Many people are familiar with silicon, but it appears that a new wonder material called graphene could replace it in all kinds of different industries. Graphene is a one atom-thick material that conducts electricity better than silver, conducts heat better than diamonds and is stronger than steel. Electrons can travel across graphene at almost the speed of light, nearly 250 times faster than they move through silicon. Its strength is due to its tightly packed hexagonal arrangement of carbon atoms. Graphene is the only form of carbon in which every atom is available for chemical reaction from two sides.
To understand what graphene is, watch this SciShow video.
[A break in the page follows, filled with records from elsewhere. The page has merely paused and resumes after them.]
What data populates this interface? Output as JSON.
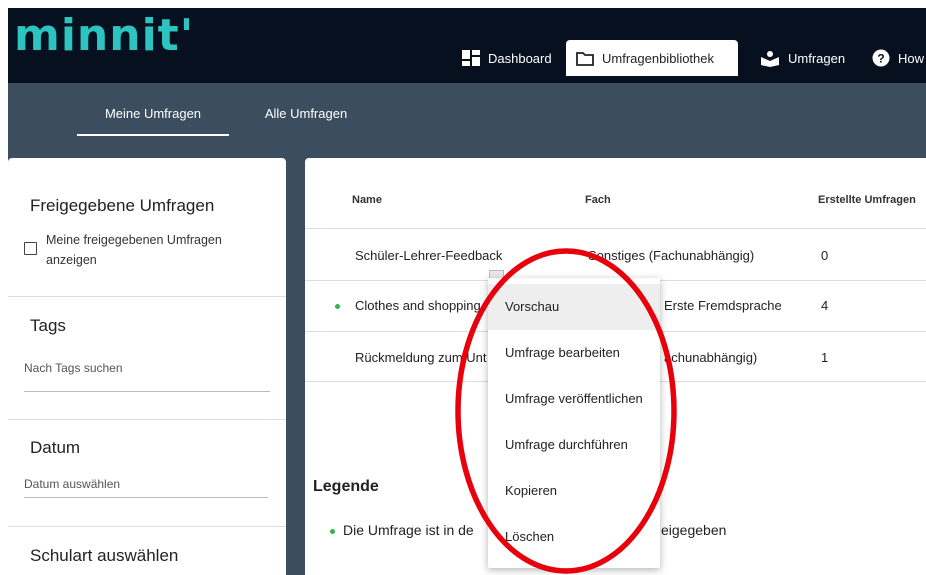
{
  "app": {
    "logo_text": "minnit'"
  },
  "topnav": [
    {
      "label": "Dashboard",
      "icon": "dashboard-icon",
      "active": false
    },
    {
      "label": "Umfragenbibliothek",
      "icon": "folder-icon",
      "active": true
    },
    {
      "label": "Umfragen",
      "icon": "survey-icon",
      "active": false
    },
    {
      "label": "How",
      "icon": "help-icon",
      "active": false
    }
  ],
  "subnav": {
    "tabs": [
      {
        "label": "Meine Umfragen",
        "active": true
      },
      {
        "label": "Alle Umfragen",
        "active": false
      }
    ]
  },
  "filters": {
    "shared": {
      "title": "Freigegebene Umfragen",
      "checkbox_label": "Meine freigegebenen Umfragen anzeigen",
      "checked": false
    },
    "tags": {
      "title": "Tags",
      "placeholder": "Nach Tags suchen"
    },
    "date": {
      "title": "Datum",
      "placeholder": "Datum auswählen"
    },
    "school": {
      "title": "Schulart auswählen"
    }
  },
  "table": {
    "columns": [
      "Name",
      "Fach",
      "Erstellte Umfragen"
    ],
    "rows": [
      {
        "name": "Schüler-Lehrer-Feedback",
        "fach": "Sonstiges (Fachunabhängig)",
        "count": "0",
        "shared": false
      },
      {
        "name": "Clothes and shopping",
        "fach": "Erste Fremdsprache",
        "count": "4",
        "shared": true
      },
      {
        "name": "Rückmeldung zum Unt",
        "fach": "achunabhängig)",
        "count": "1",
        "shared": false
      }
    ]
  },
  "legend": {
    "title": "Legende",
    "item_start": "Die Umfrage ist in de",
    "item_end": "eigegeben"
  },
  "context_menu": {
    "items": [
      "Vorschau",
      "Umfrage bearbeiten",
      "Umfrage veröffentlichen",
      "Umfrage durchführen",
      "Kopieren",
      "Löschen"
    ],
    "hovered": "Vorschau"
  },
  "colors": {
    "brand": "#2cc4c0",
    "topbar": "#06101e",
    "subbar": "#3c4d60",
    "status_dot": "#36b34a",
    "annotation": "#e8000c"
  }
}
Graphene could revolutionize these areas: super-fast computing, solar panels, incredibly light wearables, flexible phones, circuits, transistors and it could lead to batteries with way more capacity than today’s power packs. This could mean smartphones would only need to be charged once per week as opposed to daily. Houses, buildings, cars and clothing could be coated with graphene-encapsulated photovoltaic solar cells to usher in a new era of renewable energy. Monitors and phones could become flexible and paper-thin. Computers could become too fast for us to keep up. Think of what could happen with the intersection of advanced AI and ridiculously fast computing. The amount of things and industries it has the potential to revolutionize is staggering and it could even become an integral player in the Internet of Things. Many futurists have predicted that the glass smartphones of today will be replaced by flexible screens tomorrow.
Here’s what phones could look like in the future of a graphene-dominant world:
So, why hasn’t graphene been made into commercially available products yet? There’s huge difference between discovering a potential material and a workable technology. Right now there exists two major problems with graphene: mass production and band-gap. It’s difficult to manufacture graphene in pure form over a large surface area. There are a number of different methods currently being tested. Also, the edges of graphene tend to fray which causes brittleness. In addition to not being easily manufactured, there’s a shortage of naturally occurring, defect-free graphene in the earth. Also, graphene is pricey in its natural form.
And as for band-gap, Dr. Kevin Curran explains,
“Currently graphene transistors are difficult to turn off, and that can be a game-stopper because in digital electronics you need the off-state to block current flow, and to have no dissipation when the transistor is in the off-state. This is known as the ‘bandgap’ problem.” ~ TechRadar
So, for graphene to completely replace silicon, the on-off state has to be resolved. The problems with mass production also need to be solved. These could take many years and may not even be possible to do. But that’s not stopping the increasingly long line of companies who are banking on the success of graphene from queueing up. Some of the companies involved in dedicating resources to the development of graphene are: FlexEnable, Nokia, Airbus, Philips, Alcatel Lucent, BASF, Ericsson and BAE. This is just a very partial list.